- The white ones are German Butterball- a great potato for roasting or mashing. Also has been great in potato salads.
- The red ones are my favorite. Cranberry Reds- wonderful steamed, roasted or for making potato salad.
- The blue ones are called All Blue- the prettiest, but they cook extremely quick, so they can’t be cooked with the others or they will turn to mush. They are great roasted or in salads, but don’t look very appetizing when mashed or fried. Purple doesn’t translate well to creamy foods, but the flavor of these is amazing.
These little round balls don’t look much different than dirt clods when picked, but after being scrubbed they sparkle and shine like little jewels:
If you’re not from Idaho, you may not know what a potato crop looks like. Here’s my three rows after sprouting in the Spring:
At full height they look like this:
Potatoes need full sun and rich, well drained soil and plenty of mulch after they’ve sprouted. I shovel compost into the rows before planting and again after sprouting, hilling the compost up around the stems. This helps produce a more abundant crop. I initially plant the starts pretty low in the ground, then shovel dirt and compost over them once the plants are growing well.

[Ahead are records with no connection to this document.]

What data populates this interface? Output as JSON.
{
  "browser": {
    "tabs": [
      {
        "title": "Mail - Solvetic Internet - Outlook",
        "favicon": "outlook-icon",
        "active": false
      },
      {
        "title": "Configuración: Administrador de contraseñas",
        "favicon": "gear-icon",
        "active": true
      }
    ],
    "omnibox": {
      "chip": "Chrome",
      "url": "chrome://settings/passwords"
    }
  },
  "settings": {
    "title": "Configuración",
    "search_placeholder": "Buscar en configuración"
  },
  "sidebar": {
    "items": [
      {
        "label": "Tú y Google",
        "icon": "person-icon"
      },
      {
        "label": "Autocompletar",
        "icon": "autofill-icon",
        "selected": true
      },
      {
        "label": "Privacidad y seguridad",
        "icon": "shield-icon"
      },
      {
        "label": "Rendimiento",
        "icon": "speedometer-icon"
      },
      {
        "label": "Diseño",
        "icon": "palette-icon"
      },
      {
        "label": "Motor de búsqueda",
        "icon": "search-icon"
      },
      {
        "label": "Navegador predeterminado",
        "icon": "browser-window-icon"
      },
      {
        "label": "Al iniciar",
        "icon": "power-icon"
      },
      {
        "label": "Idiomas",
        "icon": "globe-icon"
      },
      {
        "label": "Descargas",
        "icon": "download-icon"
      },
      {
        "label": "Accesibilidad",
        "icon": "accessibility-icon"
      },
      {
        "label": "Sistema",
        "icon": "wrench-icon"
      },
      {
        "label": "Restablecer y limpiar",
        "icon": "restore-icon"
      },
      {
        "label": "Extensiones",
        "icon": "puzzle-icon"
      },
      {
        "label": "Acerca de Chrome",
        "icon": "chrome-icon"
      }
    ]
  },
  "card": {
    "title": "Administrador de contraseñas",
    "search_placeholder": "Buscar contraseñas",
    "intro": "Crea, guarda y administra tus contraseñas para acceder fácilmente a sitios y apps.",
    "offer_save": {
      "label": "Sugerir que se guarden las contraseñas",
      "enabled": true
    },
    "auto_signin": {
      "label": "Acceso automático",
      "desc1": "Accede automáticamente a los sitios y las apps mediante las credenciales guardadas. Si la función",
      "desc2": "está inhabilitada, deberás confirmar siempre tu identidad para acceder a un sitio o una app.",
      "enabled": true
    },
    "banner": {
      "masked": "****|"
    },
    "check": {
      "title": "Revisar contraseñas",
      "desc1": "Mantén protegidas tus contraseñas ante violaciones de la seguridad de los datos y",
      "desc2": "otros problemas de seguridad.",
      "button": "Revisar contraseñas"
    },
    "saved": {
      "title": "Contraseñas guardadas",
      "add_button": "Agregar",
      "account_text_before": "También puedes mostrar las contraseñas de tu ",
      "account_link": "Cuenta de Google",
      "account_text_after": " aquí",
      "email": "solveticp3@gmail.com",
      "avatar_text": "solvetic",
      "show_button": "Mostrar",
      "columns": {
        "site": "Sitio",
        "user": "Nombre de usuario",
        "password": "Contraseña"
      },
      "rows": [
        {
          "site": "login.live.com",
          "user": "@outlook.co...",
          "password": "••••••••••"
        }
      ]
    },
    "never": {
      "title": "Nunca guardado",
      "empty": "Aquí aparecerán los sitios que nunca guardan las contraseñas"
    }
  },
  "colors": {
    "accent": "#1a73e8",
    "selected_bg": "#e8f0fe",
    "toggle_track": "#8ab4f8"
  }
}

Even a small-space gardener can produce plenty of potatoes for summer and fall recipes. Lots of gardening companies sell small potato growing bags for around $9.00 and these larger bags for around $25.00.
If you have any spare tires, recycle them into growing pots. Just fill a tire with soil and plant, then add another tire and more soil after potatoes have grown higher, continuing this until a 3rd or even 4th tire is added. This forces the roots to produce even more potatoes.
Once your potato plants have finished flowering, you’ll notice them beginning to turn yellow and die off. This is the time to stop watering. You’ll see the foliage completely die and fall to the ground. Give them at least a couple more weeks to dry out, then carefully harvest them by using a pitchfork and digging a good foot away from them, loosening the soil around them. You don’t want to accidentally fork the potatoes.
If the weather is dry you can leave them on top of the dirt for a couple of days to dry out. If not, move them to a cool dark place to harden off for a couple days. This will toughen the skin for fall and winter storage. Don’t wash them until you’re ready to cook with them.
If you have young kids or grandchildren I highly recommend growing a few next season. There’s nothing quite as exciting as turning up these little gems from under the soil after watching them grow and die off all Spring and Summer.